This photo shows Mark with his camera (left) and Roger (right) on his guitar lounging in their seedy apartment. Mark, having nothing better to do, enjoys watching objects, people, and events through his camera. The scene illustrates each man's devotion to his art form, their idleness and poverty, all characteristics of 19th century Bohemia in Paris.

 

Defiance of the Mainstream Culture: The other principle characters, like Mark and Roger, are young and live in the margins of society. They include Angel Shunard, a transvestite and street musician with AIDS, his lover Tom Collins, a computer genius also plagued by AIDS, Mimi, a drug addict and club dancer, Maureen, a performance artist, and her lover Joanne. These characters are caught in a web of stormy relationships as they try to eke out an existence.

None of these characters have a stable lifestyle or security. Some must do odd jobs for money. Angel, for example, is paid to play to a pesky dog until it barks itself to death. The characters are unconventional as well. They wear outlandish clothing, take drugs, and generally do what they wish. They live life on their own terms, with little concern for the future. To them there is "no day but today." (Jonathan Larson)

 

Parallels to Puccini's La Boheme: In Puccini's opera there are four companions living together: Shunard, a musician, Colline, a philosopher, Marcello, a painter, and Rodolfo, a poet.
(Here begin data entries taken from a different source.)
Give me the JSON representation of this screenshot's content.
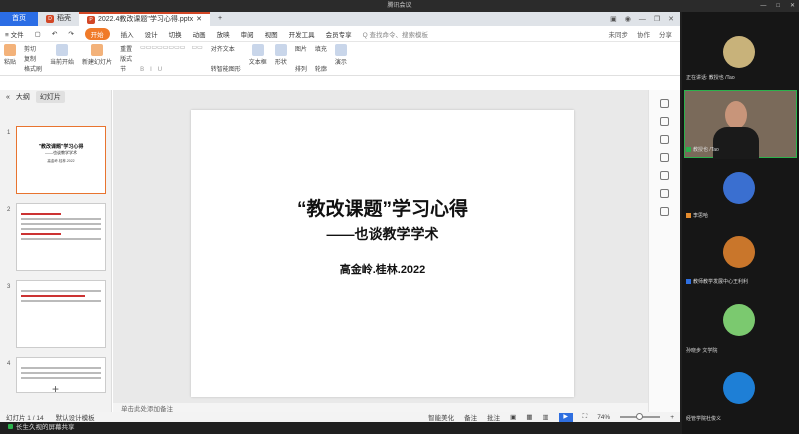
{
  "window": {
    "title": "腾讯会议",
    "controls": [
      "—",
      "□",
      "✕"
    ]
  },
  "tabs": {
    "home": "首页",
    "wps": "稻壳",
    "file": "2022.4教改课题\"学习心得.pptx",
    "add": "+"
  },
  "menu": {
    "file": "≡ 文件",
    "items": [
      "开始",
      "插入",
      "设计",
      "切换",
      "动画",
      "放映",
      "审阅",
      "视图",
      "开发工具",
      "会员专享"
    ],
    "search": "Q 查找命令、搜索模板",
    "sync": "未同步",
    "collab": "协作",
    "share": "分享"
  },
  "ribbon": {
    "paste": "粘贴",
    "cut": "剪切",
    "copy": "复制",
    "format": "格式刷",
    "from_current": "当前开始",
    "new_slide": "新建幻灯片",
    "layout": "版式",
    "section": "节",
    "reset": "重置",
    "bold": "B",
    "italic": "I",
    "underline": "U",
    "textbox": "文本框",
    "shape": "形状",
    "arrange": "排列",
    "picture": "图片",
    "fill": "填充",
    "outline": "轮廓",
    "present": "演示",
    "align_text": "对齐文本",
    "convert_smart": "转智能图形"
  },
  "panel": {
    "outline_tab": "大纲",
    "slides_tab": "幻灯片",
    "add": "+"
  },
  "thumbs": [
    {
      "num": "1",
      "title": "\"教改课题\"学习心得",
      "sub": "——也谈教学学术",
      "author": "高金岭.桂林.2022"
    },
    {
      "num": "2"
    },
    {
      "num": "3"
    },
    {
      "num": "4"
    }
  ],
  "slide": {
    "title": "“教改课题”学习心得",
    "subtitle": "——也谈教学学术",
    "author": "高金岭.桂林.2022"
  },
  "notes": "单击此处添加备注",
  "status": {
    "slide_count": "幻灯片 1 / 14",
    "template": "默认设计模板",
    "smart": "智能美化",
    "notes_btn": "备注",
    "annotate": "批注",
    "zoom": "74%"
  },
  "share_bar": "长生久视的屏幕共享",
  "meeting": {
    "speaking": "正在讲话: 教授也 /Tao",
    "participants": [
      {
        "name": "教授也 /Tao"
      },
      {
        "name": "李思哈"
      },
      {
        "name": "教师教学发展中心王利利"
      },
      {
        "name": "孙晓步 文学院"
      },
      {
        "name": "经管学院杜俊义"
      }
    ]
  }
}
The four companions in Rent are similar in name and "profession." Angel Shunard is a street musician, Collins is a computer genius, Mark is a film artist and Roger is a songwriter. La Boheme is mainly a love story between Rodolfo and a young grisette named Mimi. In Rent, there is a love story between Roger and Mimi, the club dancer. In La Boheme Mimi is dying of rheumatism, in Rent Mimi is dying of AIDS.

The most important parallel between the two shows is their faith to the age old bohemian ideals originally brought to life by Murger. Although Rent is romanticized and updated, it is basically the same as the Bohemia of 19th century Paris.